__Your assignment__.
Reproduce all of the entries below exactly, without images.

Page and application data records
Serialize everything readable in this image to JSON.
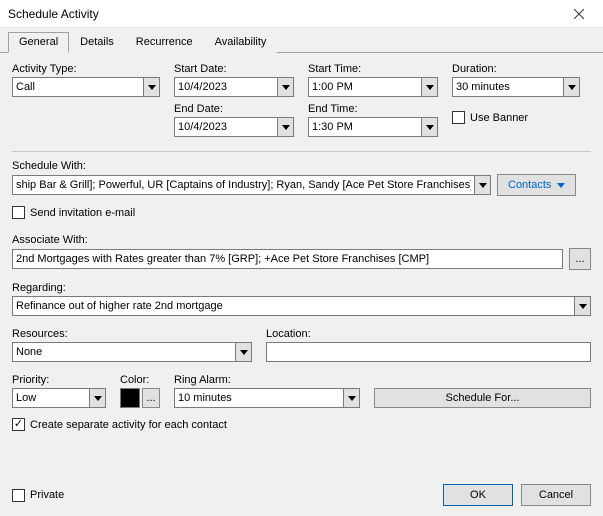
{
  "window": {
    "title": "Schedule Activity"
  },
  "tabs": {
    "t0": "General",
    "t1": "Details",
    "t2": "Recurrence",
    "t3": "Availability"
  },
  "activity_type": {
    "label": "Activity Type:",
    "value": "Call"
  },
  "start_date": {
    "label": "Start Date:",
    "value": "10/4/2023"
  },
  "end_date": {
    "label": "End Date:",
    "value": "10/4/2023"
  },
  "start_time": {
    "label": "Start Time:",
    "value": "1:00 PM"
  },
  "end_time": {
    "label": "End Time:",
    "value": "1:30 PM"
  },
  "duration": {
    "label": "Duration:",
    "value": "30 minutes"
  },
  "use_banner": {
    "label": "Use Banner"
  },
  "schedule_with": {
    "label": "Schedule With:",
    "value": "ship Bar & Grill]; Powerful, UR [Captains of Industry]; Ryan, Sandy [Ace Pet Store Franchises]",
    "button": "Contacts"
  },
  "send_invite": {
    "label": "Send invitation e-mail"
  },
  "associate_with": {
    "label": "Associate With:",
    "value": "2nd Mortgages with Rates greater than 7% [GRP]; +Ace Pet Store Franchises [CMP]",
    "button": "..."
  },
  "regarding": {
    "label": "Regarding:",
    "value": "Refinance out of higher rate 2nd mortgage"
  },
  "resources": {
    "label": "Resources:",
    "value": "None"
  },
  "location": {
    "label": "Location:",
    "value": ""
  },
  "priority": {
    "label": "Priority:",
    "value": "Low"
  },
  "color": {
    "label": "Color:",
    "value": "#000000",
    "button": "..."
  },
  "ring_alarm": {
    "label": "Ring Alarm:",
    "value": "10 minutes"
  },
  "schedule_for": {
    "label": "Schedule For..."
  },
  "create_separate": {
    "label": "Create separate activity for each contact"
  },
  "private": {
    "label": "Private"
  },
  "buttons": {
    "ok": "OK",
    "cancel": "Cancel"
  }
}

__Response to this exercise__.
Serialize everything readable in this image to JSON.
{
  "window": {
    "title": "Schedule Activity"
  },
  "tabs": {
    "t0": "General",
    "t1": "Details",
    "t2": "Recurrence",
    "t3": "Availability"
  },
  "activity_type": {
    "label": "Activity Type:",
    "value": "Call"
  },
  "start_date": {
    "label": "Start Date:",
    "value": "10/4/2023"
  },
  "end_date": {
    "label": "End Date:",
    "value": "10/4/2023"
  },
  "start_time": {
    "label": "Start Time:",
    "value": "1:00 PM"
  },
  "end_time": {
    "label": "End Time:",
    "value": "1:30 PM"
  },
  "duration": {
    "label": "Duration:",
    "value": "30 minutes"
  },
  "use_banner": {
    "label": "Use Banner"
  },
  "schedule_with": {
    "label": "Schedule With:",
    "value": "ship Bar & Grill]; Powerful, UR [Captains of Industry]; Ryan, Sandy [Ace Pet Store Franchises]",
    "button": "Contacts"
  },
  "send_invite": {
    "label": "Send invitation e-mail"
  },
  "associate_with": {
    "label": "Associate With:",
    "value": "2nd Mortgages with Rates greater than 7% [GRP]; +Ace Pet Store Franchises [CMP]",
    "button": "..."
  },
  "regarding": {
    "label": "Regarding:",
    "value": "Refinance out of higher rate 2nd mortgage"
  },
  "resources": {
    "label": "Resources:",
    "value": "None"
  },
  "location": {
    "label": "Location:",
    "value": ""
  },
  "priority": {
    "label": "Priority:",
    "value": "Low"
  },
  "color": {
    "label": "Color:",
    "value": "#000000",
    "button": "..."
  },
  "ring_alarm": {
    "label": "Ring Alarm:",
    "value": "10 minutes"
  },
  "schedule_for": {
    "label": "Schedule For..."
  },
  "create_separate": {
    "label": "Create separate activity for each contact"
  },
  "private": {
    "label": "Private"
  },
  "buttons": {
    "ok": "OK",
    "cancel": "Cancel"
  }
}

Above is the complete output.